The three actors, who begin the play portraying the three Old World Jews in 18th century frock coats, never change costumes to portray all the people with whom the brothers come into contact – including the wives they woo, and the toddlers they sire – and then the succeeding generations of Lehmans who take over the business. Most memorably, these are the frighteningly astute Philip Lehman (Beale), Emanuel’s son; Herbert (Miles), Mayer’s son, whom Philip pushes out of the firm and who acquires a second career as governor of New York; and Bobby, Philip’s smartly modern, mildly hedonistic son (Godley), who takes the firm’s investments in a new consumer-oriented direction – airlines, cigarettes, and motion pictures, including the original (and wildly remunerative) “King Kong.” After the second intermission, the actors portray the non-Lehmans who took over the firm in the last 40 years of its existence, the least engaging of the three acts.
Written by Italian playwright Stefano Massini, who conceived the show in 2012 as a five-hour radio play, the Lehman Trilogy has been adapted into English by Ben Power for London’s National Theatre. Its narrative feels like a spoken novel; the characters largely talk about themselves in the third person, with only occasional dialogue. Its language resembles a fugue, with poetic repetition and interweaving of phrases. Under the direction of Sam Mendes (artistic director of Donmar Warehouse, Oscar winner of American Beauty, currently represented on Broadway by The Ferryman), it takes on the whimsical feel of a folk tale. It is, in other words, almost anything but a conventional play.
The three and a half hours play out on a stage designed by Es Devlin that looks like something created for a World’s Fair – four offices, complete with conference room, on a floor of a modern corporate office building, contained under a glass cube, which revolves at regular interviews around a turntable set on the shiny stage floor, and placed in front of a huge curved cyclorama with video designer Luke Hall’s ooh-inducing projections of skylines and clouds, and even fiery abstract dreams.
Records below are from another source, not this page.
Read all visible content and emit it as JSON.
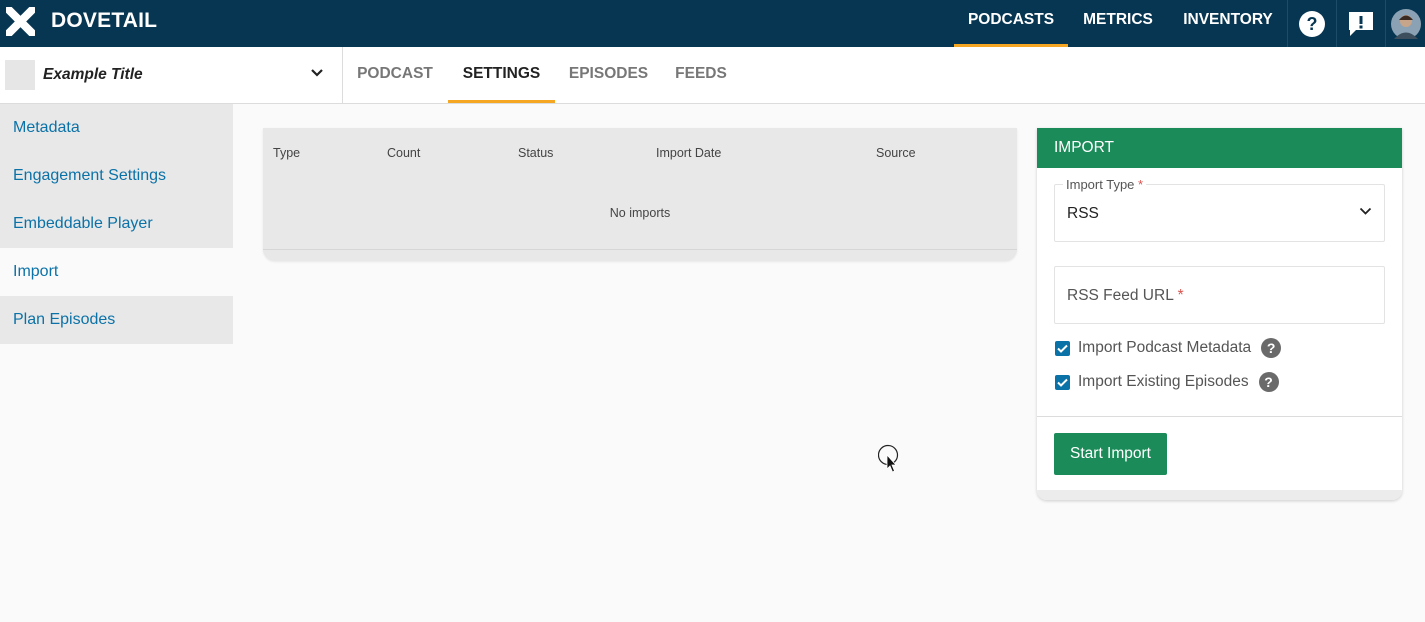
{
  "brand": {
    "name": "DOVETAIL"
  },
  "top_nav": [
    {
      "label": "PODCASTS",
      "active": true
    },
    {
      "label": "METRICS",
      "active": false
    },
    {
      "label": "INVENTORY",
      "active": false
    }
  ],
  "top_icons": {
    "help": "help-icon",
    "feedback": "feedback-icon",
    "avatar": "user-avatar"
  },
  "podcast_selector": {
    "title": "Example Title"
  },
  "tabs": [
    {
      "label": "PODCAST",
      "active": false
    },
    {
      "label": "SETTINGS",
      "active": true
    },
    {
      "label": "EPISODES",
      "active": false
    },
    {
      "label": "FEEDS",
      "active": false
    }
  ],
  "sidebar": {
    "items": [
      {
        "label": "Metadata",
        "active": false
      },
      {
        "label": "Engagement Settings",
        "active": false
      },
      {
        "label": "Embeddable Player",
        "active": false
      },
      {
        "label": "Import",
        "active": true
      },
      {
        "label": "Plan Episodes",
        "active": false
      }
    ]
  },
  "imports_table": {
    "columns": [
      "Type",
      "Count",
      "Status",
      "Import Date",
      "Source"
    ],
    "empty_message": "No imports"
  },
  "import_panel": {
    "title": "IMPORT",
    "import_type": {
      "label": "Import Type",
      "required_mark": "*",
      "value": "RSS"
    },
    "feed_url": {
      "label": "RSS Feed URL",
      "required_mark": "*",
      "value": ""
    },
    "checkboxes": [
      {
        "label": "Import Podcast Metadata",
        "checked": true
      },
      {
        "label": "Import Existing Episodes",
        "checked": true
      }
    ],
    "help_glyph": "?",
    "submit_label": "Start Import"
  },
  "colors": {
    "header_bg": "#073652",
    "accent_orange": "#f5a623",
    "green": "#1b8c59",
    "link_blue": "#0b72a8"
  }
}
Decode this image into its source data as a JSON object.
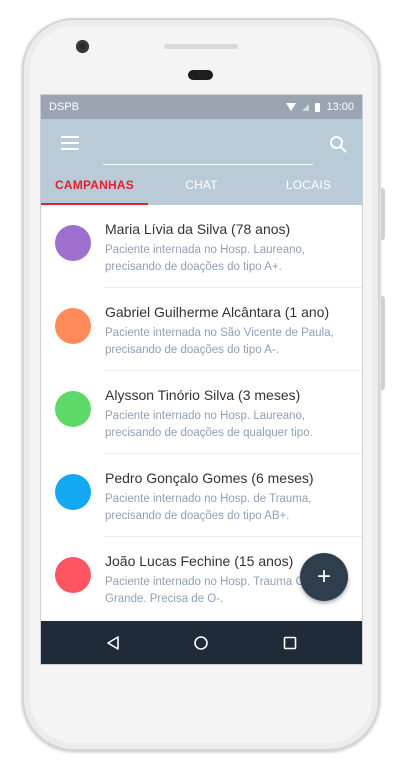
{
  "status_bar": {
    "carrier": "DSPB",
    "time": "13:00"
  },
  "search": {
    "placeholder": ""
  },
  "tabs": [
    {
      "label": "CAMPANHAS",
      "active": true
    },
    {
      "label": "CHAT",
      "active": false
    },
    {
      "label": "LOCAIS",
      "active": false
    }
  ],
  "campaigns": [
    {
      "name": "Maria Lívia da Silva (78 anos)",
      "description": "Paciente internada no Hosp. Laureano, precisando de doações do tipo A+.",
      "avatar_color": "#9f6fcf"
    },
    {
      "name": "Gabriel Guilherme Alcântara (1 ano)",
      "description": "Paciente internada no São Vicente de Paula, precisando de doações do tipo A-.",
      "avatar_color": "#ff8a5a"
    },
    {
      "name": "Alysson Tinório Silva (3 meses)",
      "description": "Paciente internado no Hosp. Laureano, precisando de doações de qualquer tipo.",
      "avatar_color": "#5fd86a"
    },
    {
      "name": "Pedro Gonçalo Gomes (6 meses)",
      "description": "Paciente internado no Hosp. de Trauma, precisando de doações do tipo AB+.",
      "avatar_color": "#12a9f2"
    },
    {
      "name": "João Lucas Fechine (15 anos)",
      "description": "Paciente internado no Hosp. Trauma Campina Grande. Precisa de O-.",
      "avatar_color": "#ff5563"
    }
  ],
  "fab": {
    "icon": "plus-icon",
    "label": "+"
  },
  "nav_bar": {
    "icons": [
      "back-icon",
      "home-icon",
      "recents-icon"
    ]
  },
  "colors": {
    "accent": "#e0212e",
    "appbar": "#b9cbd7",
    "statusbar": "#9aa5b1",
    "navbar": "#1f2b38",
    "fab": "#2f3e4d"
  }
}
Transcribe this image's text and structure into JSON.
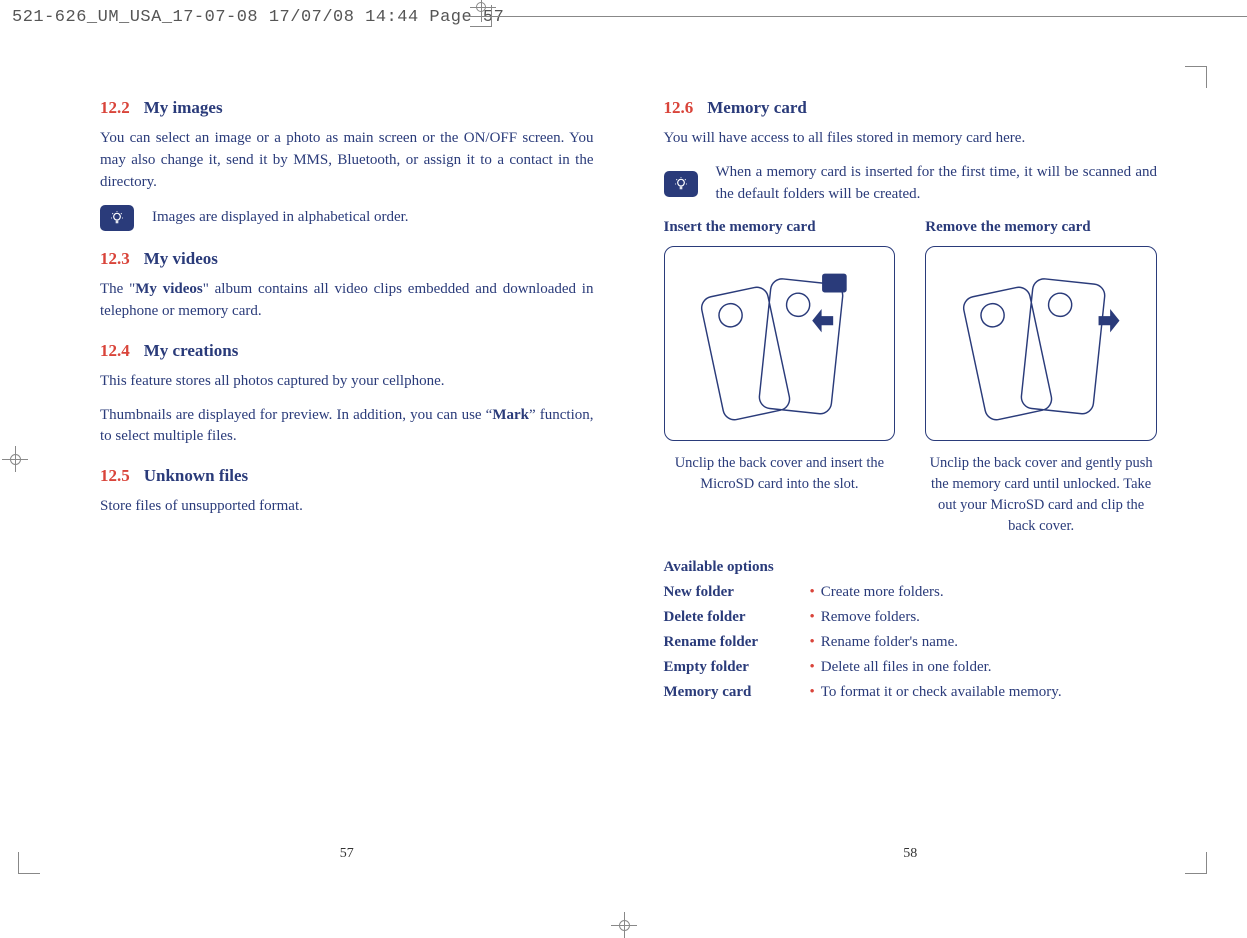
{
  "header": "521-626_UM_USA_17-07-08  17/07/08  14:44  Page 57",
  "left": {
    "s1": {
      "num": "12.2",
      "title": "My images",
      "p1": "You can select an image or a photo as main screen or the ON/OFF screen. You may also change it, send it by MMS, Bluetooth, or assign it to a contact in the directory.",
      "tip": "Images are displayed in alphabetical order."
    },
    "s2": {
      "num": "12.3",
      "title": "My videos",
      "p1a": "The \"",
      "p1b": "My videos",
      "p1c": "\" album contains all video clips embedded and downloaded in telephone or memory card."
    },
    "s3": {
      "num": "12.4",
      "title": "My creations",
      "p1": "This feature stores all photos captured by your cellphone.",
      "p2a": "Thumbnails are displayed for preview. In addition, you can use “",
      "p2b": "Mark",
      "p2c": "” function, to select multiple files."
    },
    "s4": {
      "num": "12.5",
      "title": "Unknown files",
      "p1": "Store files of unsupported format."
    },
    "pagenum": "57"
  },
  "right": {
    "s1": {
      "num": "12.6",
      "title": "Memory card",
      "p1": "You will have access to all files stored in memory card here.",
      "tip": "When a memory card is inserted for the first time, it will be scanned and the default folders will be created."
    },
    "insert": {
      "title": "Insert the memory card",
      "caption": "Unclip the back cover and insert the MicroSD card into the slot."
    },
    "remove": {
      "title": "Remove the memory card",
      "caption": "Unclip the back cover and gently push the memory card until unlocked. Take out your MicroSD card and clip the back cover."
    },
    "opts_title": "Available options",
    "opts": [
      {
        "label": "New folder",
        "desc": "Create more folders."
      },
      {
        "label": "Delete folder",
        "desc": "Remove folders."
      },
      {
        "label": "Rename folder",
        "desc": "Rename folder's name."
      },
      {
        "label": "Empty folder",
        "desc": "Delete all files in one folder."
      },
      {
        "label": "Memory card",
        "desc": "To format it or check available memory."
      }
    ],
    "pagenum": "58"
  }
}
Pianist Candida Caldicot unobtrusively underscores the actors’ words with an original composition by Nick Powell.
One need not understand international finance to realize that the creative team was more interested in storytelling and stagecraft than historical accuracy, more focused on the personal stories of the Lehman men than in the wider implications and context of their success. There is, notably, almost no mention of slavery, nor Anti-Semitism. When Henry arrives in America in 1844, the cyclorama has a sweeping view of the gray expanse of Upper New York Bay punctuated by the towering Statue of Liberty.
But the Statue of Liberty wasn’t placed in the bay until 1885, as anybody with an American education would know.

Click on any photograph by Stephanie Berger to see it enlarged.

The Lehman Trilogy
Park Avenue Armory
Written by Stefano Massini. Adapted by Ben Power. Directed by Sam Mendes.
Set design by Es Devlin, costume design by Katrina Lindsay, video design by Luke Halls, lighting design by Jon Clark. Composer and sound designer Nick Powell. Co-sound designer Dominic Bilkey. Music director Candida Caldicott. Movement director Polly Bennett. Cast: Simon Russell Beale, Adam Godley, Ben Miles.
Running time: 3hrs 35mins, including two intermissions.
The Lehman Trilogy is on stage through April 20th.

Completely sold out, but $45 rush

Author: New York Theater

Jonathan Mandell is a 3rd generation NYC journalist, who sees shows, reads plays, writes reviews and sometimes talks with people.

Leave a Reply